Midwives welcome increased parental leave payments in New Zealand

on 22 June 2022

Midwives in New Zealand have welcomed the $40 a week increase in parental leave payments announced by the government.

The increase will come into effect from 1 July 2022, which means the weekly rate of paid maximum parental leave will be increasing to $661.12, a 6.3% increase before tax. Parents who are self-employed will also benefit with an increase to their minimum payment of $212 per week.

Midwifery Employee Representation & Advisory Board (MERAS), who is an associated organisation of the New Zealand College of Midwives, has been calling for an increase in the cap of parental leave payments since the 2020 government election.

Jill Ovens, who is Co-Leader at MERAS, says average weekly earnings in New Zealand is currently $1404.15. Parents whose weekly pay is above the new maximum of parental leave payments will experience a loss of income and may be forced to return to work to their babies are less than six months old.

Evidence shows the first few months are the most important in a baby’s life. MERAS has welcomed the government’s commitment to support working families with their new borns. However, MERAS is calling for partners to have some entitlement to paid parental leave at the same time as the mother to strengthen support.

“Currently if her partner wants to take parental leave, the mother has to transfer some of her leave as it is only for the primary care giver. But after the birth, it would be great for the baby’s mother to have her partner there to look after both of them and another other children in the family. This help her to recover from the birth and to establish breastfeeding.

“We think is this especially important when mothers are being sent home from hospitals within 24 hours of the birth,” Jill Ovens said.

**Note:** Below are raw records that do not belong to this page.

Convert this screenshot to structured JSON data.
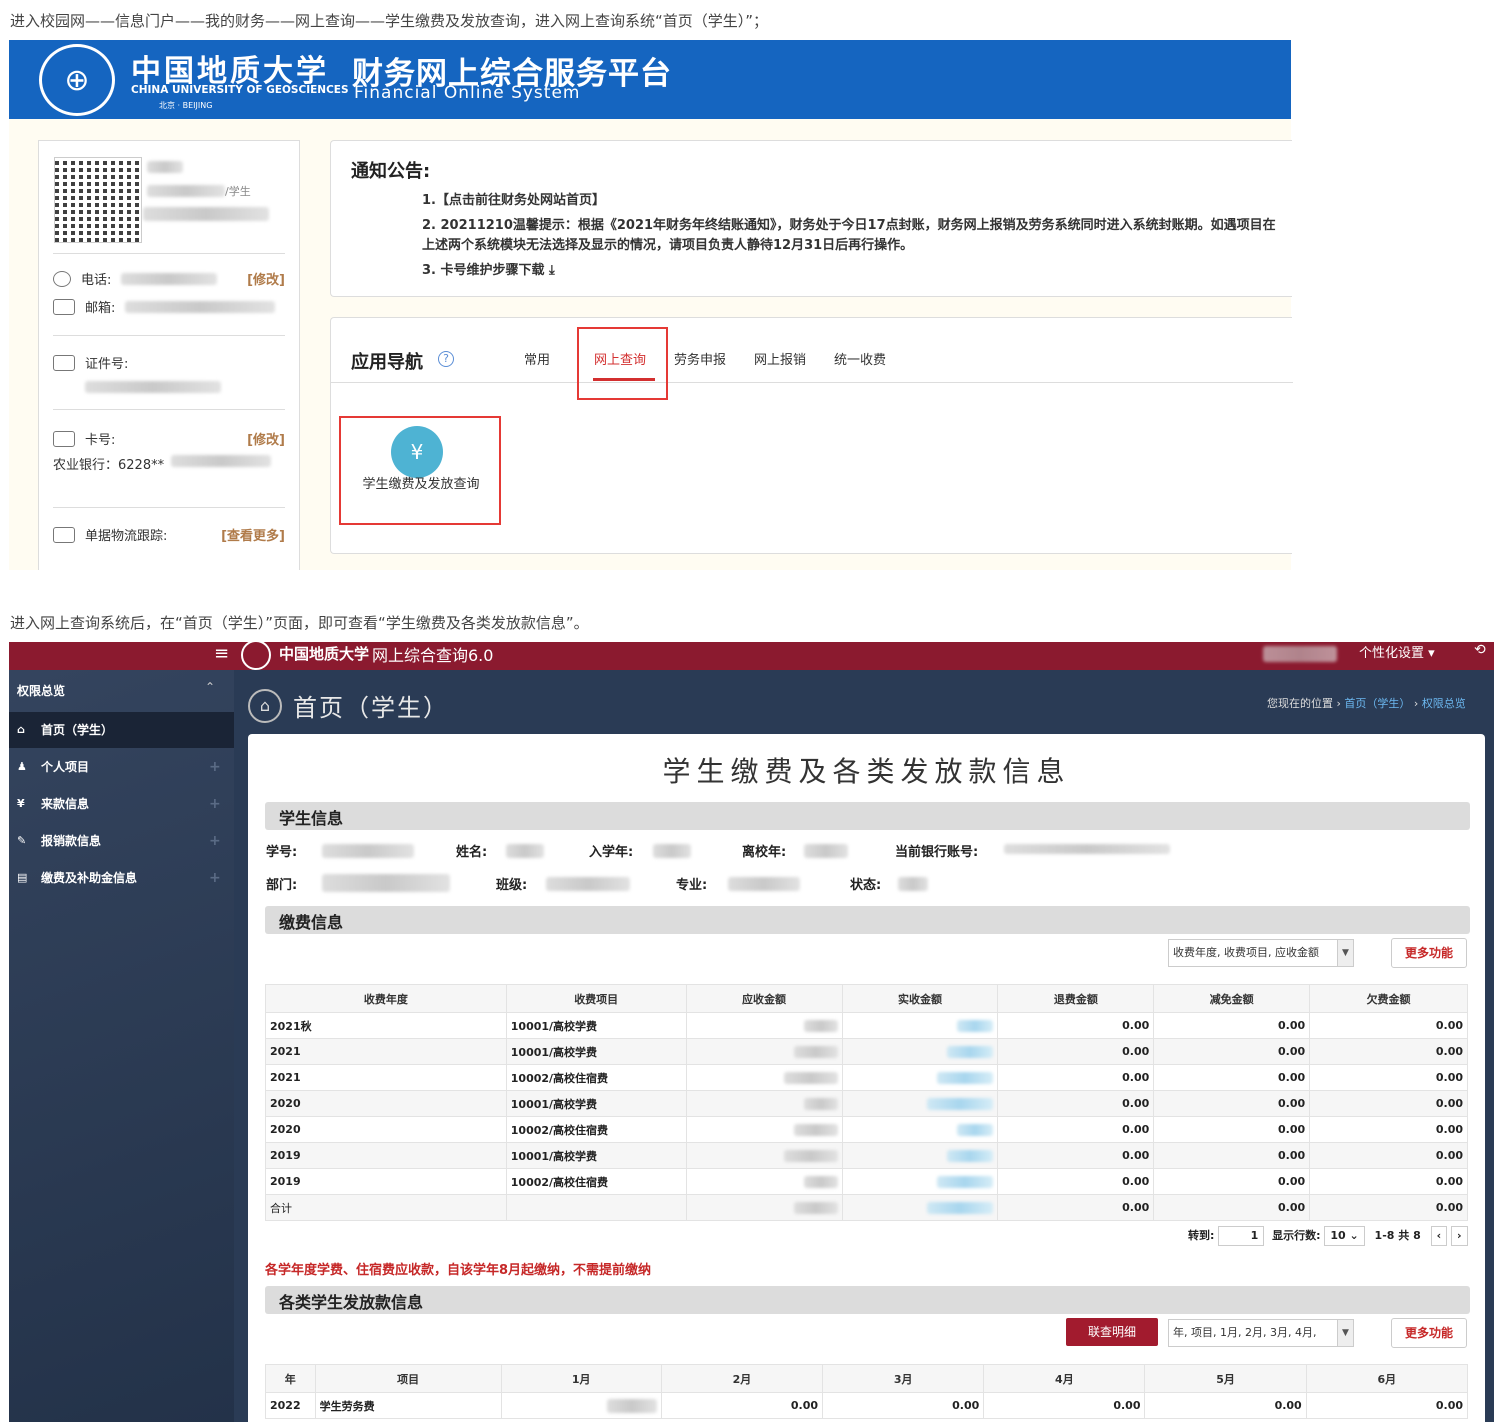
{
  "captions": {
    "top": "进入校园网——信息门户——我的财务——网上查询——学生缴费及发放查询，进入网上查询系统“首页（学生）”；",
    "bottom": "进入网上查询系统后，在“首页（学生）”页面，即可查看“学生缴费及各类发放款信息”。"
  },
  "fin_header": {
    "logo_cn": "中国地质大学",
    "logo_en": "CHINA UNIVERSITY OF GEOSCIENCES",
    "logo_city": "北京 · BEIJING",
    "title": "财务网上综合服务平台",
    "subtitle": "Financial Online System"
  },
  "user_card": {
    "role": "/学生",
    "phone_label": "电话:",
    "email_label": "邮箱:",
    "id_label": "证件号:",
    "card_label": "卡号:",
    "card_value": "农业银行：6228**",
    "edit_label": "[修改]",
    "tracking_label": "单据物流跟踪:",
    "more_label": "[查看更多]"
  },
  "notice": {
    "title": "通知公告:",
    "items": [
      "1.【点击前往财务处网站首页】",
      "2. 20211210温馨提示：根据《2021年财务年终结账通知》，财务处于今日17点封账，财务网上报销及劳务系统同时进入系统封账期。如遇项目在上述两个系统模块无法选择及显示的情况，请项目负责人静待12月31日后再行操作。",
      "3. 卡号维护步骤下载"
    ]
  },
  "app_nav": {
    "title": "应用导航",
    "tabs": [
      "常用",
      "网上查询",
      "劳务申报",
      "网上报销",
      "统一收费"
    ],
    "app_label": "学生缴费及发放查询",
    "app_icon": "¥"
  },
  "query_header": {
    "title": "网上综合查询6.0",
    "logo_cn": "中国地质大学",
    "settings": "个性化设置 ▾",
    "power": "⟲"
  },
  "sidebar": {
    "head": "权限总览",
    "items": [
      {
        "icon": "⌂",
        "label": "首页（学生）"
      },
      {
        "icon": "♟",
        "label": "个人项目"
      },
      {
        "icon": "¥",
        "label": "来款信息"
      },
      {
        "icon": "✎",
        "label": "报销款信息"
      },
      {
        "icon": "▤",
        "label": "缴费及补助金信息"
      }
    ]
  },
  "page": {
    "title": "首页（学生）",
    "crumb_prefix": "您现在的位置 ›",
    "crumb_1": "首页（学生）",
    "crumb_sep": " › ",
    "crumb_2": "权限总览",
    "panel_title": "学生缴费及各类发放款信息"
  },
  "student_info": {
    "title": "学生信息",
    "labels": {
      "xh": "学号:",
      "xm": "姓名:",
      "rxn": "入学年:",
      "lxn": "离校年:",
      "yhzh": "当前银行账号:",
      "bm": "部门:",
      "bj": "班级:",
      "zy": "专业:",
      "zt": "状态:"
    }
  },
  "fee_info": {
    "title": "缴费信息",
    "combo": "收费年度, 收费项目, 应收金额",
    "more": "更多功能",
    "headers": [
      "收费年度",
      "收费项目",
      "应收金额",
      "实收金额",
      "退费金额",
      "减免金额",
      "欠费金额"
    ],
    "rows": [
      {
        "year": "2021秋",
        "item": "10001/高校学费",
        "tf": "0.00",
        "jm": "0.00",
        "qf": "0.00"
      },
      {
        "year": "2021",
        "item": "10001/高校学费",
        "tf": "0.00",
        "jm": "0.00",
        "qf": "0.00"
      },
      {
        "year": "2021",
        "item": "10002/高校住宿费",
        "tf": "0.00",
        "jm": "0.00",
        "qf": "0.00"
      },
      {
        "year": "2020",
        "item": "10001/高校学费",
        "tf": "0.00",
        "jm": "0.00",
        "qf": "0.00"
      },
      {
        "year": "2020",
        "item": "10002/高校住宿费",
        "tf": "0.00",
        "jm": "0.00",
        "qf": "0.00"
      },
      {
        "year": "2019",
        "item": "10001/高校学费",
        "tf": "0.00",
        "jm": "0.00",
        "qf": "0.00"
      },
      {
        "year": "2019",
        "item": "10002/高校住宿费",
        "tf": "0.00",
        "jm": "0.00",
        "qf": "0.00"
      },
      {
        "year": "合计",
        "item": "",
        "tf": "0.00",
        "jm": "0.00",
        "qf": "0.00"
      }
    ],
    "pager": {
      "goto": "转到:",
      "page": "1",
      "rows_label": "显示行数:",
      "rows": "10 ⌄",
      "range": "1-8 共 8",
      "prev": "‹",
      "next": "›"
    },
    "note": "各学年度学费、住宿费应收款，自该学年8月起缴纳，不需提前缴纳"
  },
  "payout_info": {
    "title": "各类学生发放款信息",
    "detail_btn": "联查明细",
    "combo": "年, 项目, 1月, 2月, 3月, 4月,",
    "more": "更多功能",
    "headers": [
      "年",
      "项目",
      "1月",
      "2月",
      "3月",
      "4月",
      "5月",
      "6月"
    ],
    "row": {
      "year": "2022",
      "item": "学生劳务费",
      "m2": "0.00",
      "m3": "0.00",
      "m4": "0.00",
      "m5": "0.00",
      "m6": "0.00"
    }
  }
}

MERAS has also highlighted aspects of the Parental Leave and Employment Protection Act that should be addressed such as entitlement to receive full 52 weeks of parent leave for those who have changed their employer in the previous 12 months, the way annual leave is paid out after returning from parental leave, and the rights of surrogates to receive some paid leave following childbirth.

Source: Scoop Politics